    Various types of polymer-based nanocomposites, containing insulating, semiconducting or metallic nanoparticles, have been developed to meet the requirements of specific applications. Recently, some PLS nanocomposites have become commercially available 18 , being applied as ablatives and as high performance biodegradable composites ,,,, , as well as in electronic and food packaging industries , These include Nylon-6 e. Durethan LDPU60 by Bayer Food Packages 18 and polypropylene for packaging and injection-molded articles, semi-crystalline nylon for ultra-high barrier containers and fuel systems, epoxy electrocoating primers and high voltage insulation, unsaturated polyester for watercraft lay-ups and outdoor advertising panels, and polyolefin fire-retardant cables, electrical enclosures and housings.

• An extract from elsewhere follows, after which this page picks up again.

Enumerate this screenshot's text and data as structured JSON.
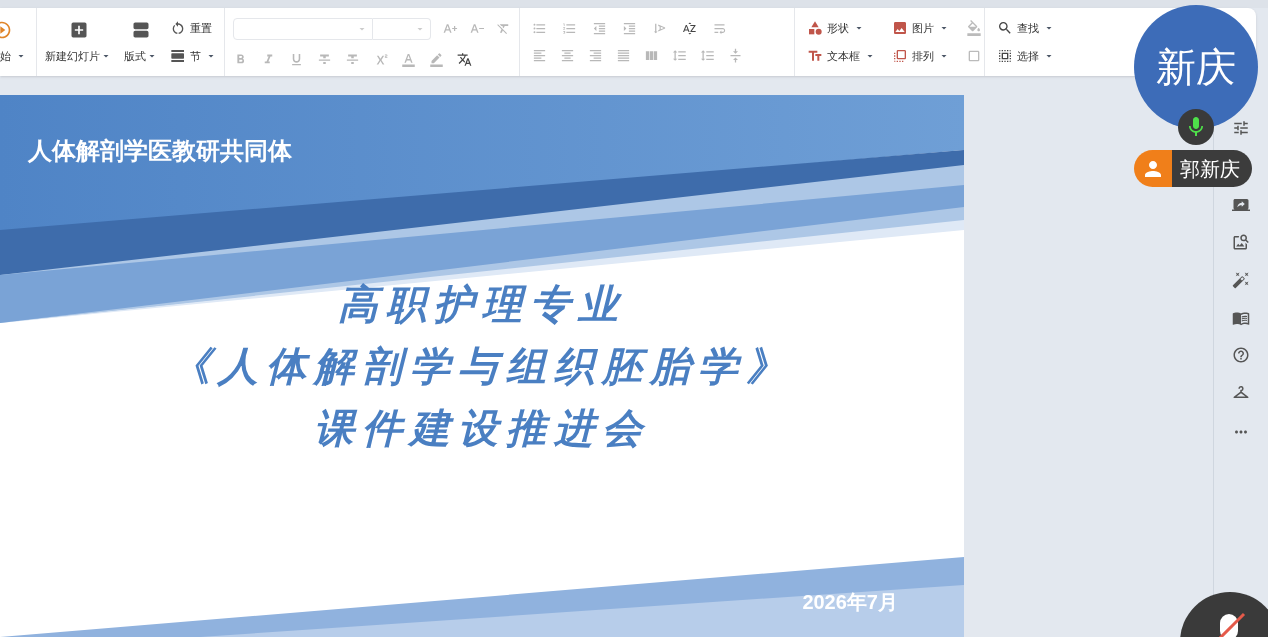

    Table 24 shows some examples of commercially available polymer nanocomposites. Some of the products made from nanocomposites are shown in Figure Technological contributions in the areas of gas barrier, reinforcement and flame retardancy have also been extensively exploited , For example, heat-resistant polymer nanocomposites are used to make fire fighter protective clothing and lightweight components suitable to work in situations of high temperature and stress. This includes hoods of automobiles and skins of jet aircrafts, as opposed to heavier and costlier metal alloys. They can also replace corrosion-prone metals in the building of bridges and other large structures with potentially lighter and stronger capabilities , Also, unsaturated polyester UPE nanocomposites can be employed in fibre-reinforced products used in marine, transportation and construction industries Regarding the variety of applications of polymer nanocomposites, prominent impacts over the automotive industry can be highlighted, including their use in tyres, fuel systems, gas separation membranes in fuel cells and seat textiles, mirror housings on various vehicle types, door handles, engine covers, intake manifolds and timing belt covers , , with some of these already being exploited.

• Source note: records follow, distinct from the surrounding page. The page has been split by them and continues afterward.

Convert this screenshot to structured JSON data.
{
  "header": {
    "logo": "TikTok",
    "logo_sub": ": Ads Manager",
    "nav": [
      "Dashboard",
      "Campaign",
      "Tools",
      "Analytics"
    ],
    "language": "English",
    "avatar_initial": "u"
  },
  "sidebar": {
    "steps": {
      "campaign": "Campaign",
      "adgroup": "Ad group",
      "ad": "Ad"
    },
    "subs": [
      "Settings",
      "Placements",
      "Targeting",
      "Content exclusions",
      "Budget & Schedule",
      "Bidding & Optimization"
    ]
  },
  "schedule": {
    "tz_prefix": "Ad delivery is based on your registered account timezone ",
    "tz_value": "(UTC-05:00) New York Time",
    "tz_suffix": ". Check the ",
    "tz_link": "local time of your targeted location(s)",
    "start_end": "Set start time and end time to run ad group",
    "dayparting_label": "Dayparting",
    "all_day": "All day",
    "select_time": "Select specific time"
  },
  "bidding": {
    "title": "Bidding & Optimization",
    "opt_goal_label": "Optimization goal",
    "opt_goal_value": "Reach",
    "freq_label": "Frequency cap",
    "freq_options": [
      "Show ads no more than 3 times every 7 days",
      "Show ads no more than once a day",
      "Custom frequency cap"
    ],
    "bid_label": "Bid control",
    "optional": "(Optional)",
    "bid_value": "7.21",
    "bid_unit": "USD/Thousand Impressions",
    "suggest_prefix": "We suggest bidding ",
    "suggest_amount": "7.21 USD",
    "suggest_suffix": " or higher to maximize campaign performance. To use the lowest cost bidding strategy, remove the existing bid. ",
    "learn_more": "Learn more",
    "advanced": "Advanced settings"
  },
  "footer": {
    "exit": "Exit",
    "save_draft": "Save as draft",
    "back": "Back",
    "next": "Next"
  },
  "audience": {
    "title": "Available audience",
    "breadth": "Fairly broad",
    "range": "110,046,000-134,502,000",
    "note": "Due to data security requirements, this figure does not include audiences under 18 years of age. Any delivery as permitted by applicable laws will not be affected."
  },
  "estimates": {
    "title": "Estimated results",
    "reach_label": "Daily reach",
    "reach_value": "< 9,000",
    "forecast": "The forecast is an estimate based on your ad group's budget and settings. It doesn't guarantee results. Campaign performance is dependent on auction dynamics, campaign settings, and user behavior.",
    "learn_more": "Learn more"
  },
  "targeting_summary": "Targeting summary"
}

    For example, a thermoplastic nanocomposite containing nanoflake reinforcements trade name Basell TPO-Nano is being employed for the development of stiff and light exterior parts, like the step-assists by GM Also, porous polymer nanocomposites can be employed for the development of pollution filters Other promising technological application in the horizon is in air bag sensors, where nano-optical platelets are kept inside the polymer outer layer for transmitting signals at speed of light gaining milliseconds to bring down the level of possible impact injuries These include impellers and blades for vacuum cleaners, power tool housings, and mower hoods and covers for portable electronic equipment, such as mobile phones and pagers Another example is the use of polymer nanocomposites in glues for the manufacturing of pressure moulds in the ceramic industry.

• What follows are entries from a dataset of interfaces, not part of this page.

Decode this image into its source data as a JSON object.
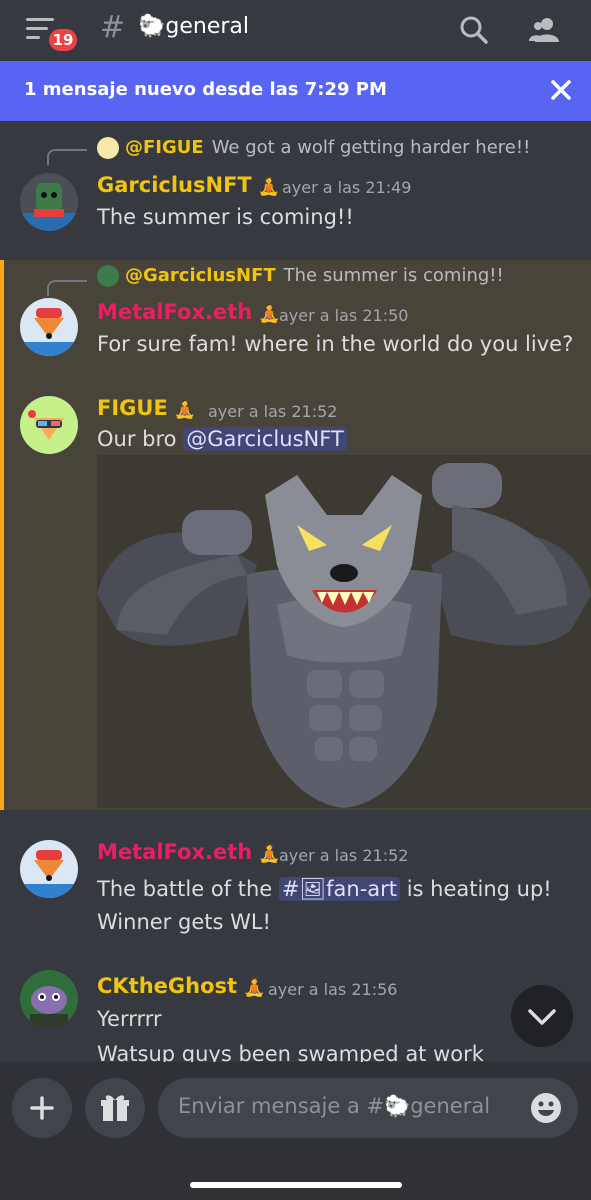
{
  "header": {
    "unread_badge": "19",
    "channel_name": "🐑general"
  },
  "banner": {
    "text": "1 mensaje nuevo desde las 7:29 PM"
  },
  "messages": [
    {
      "reply_name": "@FIGUE",
      "reply_text": "We got a wolf getting harder here!!",
      "author": "GarciclusNFT",
      "author_color": "#f1c40f",
      "time": "ayer a las 21:49",
      "lines": [
        "The summer is coming!!"
      ]
    },
    {
      "reply_name": "@GarciclusNFT",
      "reply_text": "The summer is coming!!",
      "author": "MetalFox.eth",
      "author_color": "#e91e63",
      "time": "ayer a las 21:50",
      "lines": [
        "For sure fam! where in the world do you live?"
      ]
    },
    {
      "author": "FIGUE",
      "author_color": "#f1c40f",
      "time": "ayer a las 21:52",
      "text_prefix": "Our bro ",
      "mention": "@GarciclusNFT"
    },
    {
      "author": "MetalFox.eth",
      "author_color": "#e91e63",
      "time": "ayer a las 21:52",
      "line1_prefix": "The battle of the ",
      "channel_mention": "#🖼fan-art",
      "line1_suffix": " is heating up!",
      "line2": "Winner gets WL!"
    },
    {
      "author": "CKtheGhost",
      "author_color": "#f1c40f",
      "time": "ayer a las 21:56",
      "lines": [
        "Yerrrrr",
        "Watsup guys been swamped at work"
      ]
    }
  ],
  "flame_icon": "🧘",
  "composer": {
    "placeholder": "Enviar mensaje a #🐑general"
  }
}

    The development of environmentally friendly, non-foil and better packaging materials can reduce the amount of solid waste, improve package manufacturing capabilities, and reduce the overall logistics burden to users. In this context, the incorporation of nanoclay particles into thermoplastic resins has shown to be highly effective to improve barrier properties and package survivability Such excellent barrier characteristics have resulted in considerable interest in clay nanocomposites in food packaging applications, both flexible and rigid. Specific examples include packaging for processed meats, cheese, confectionery, cereals and boil-in-the-bag foods, also extrusion-coating applications in association with paperboard for fruit juice and dairy products, together with co-extrusion processes for the manufacture of beer and carbonated drinks bottles The use of nanocomposite formulations would be expected to enhance considerably the shelf life of many types of food.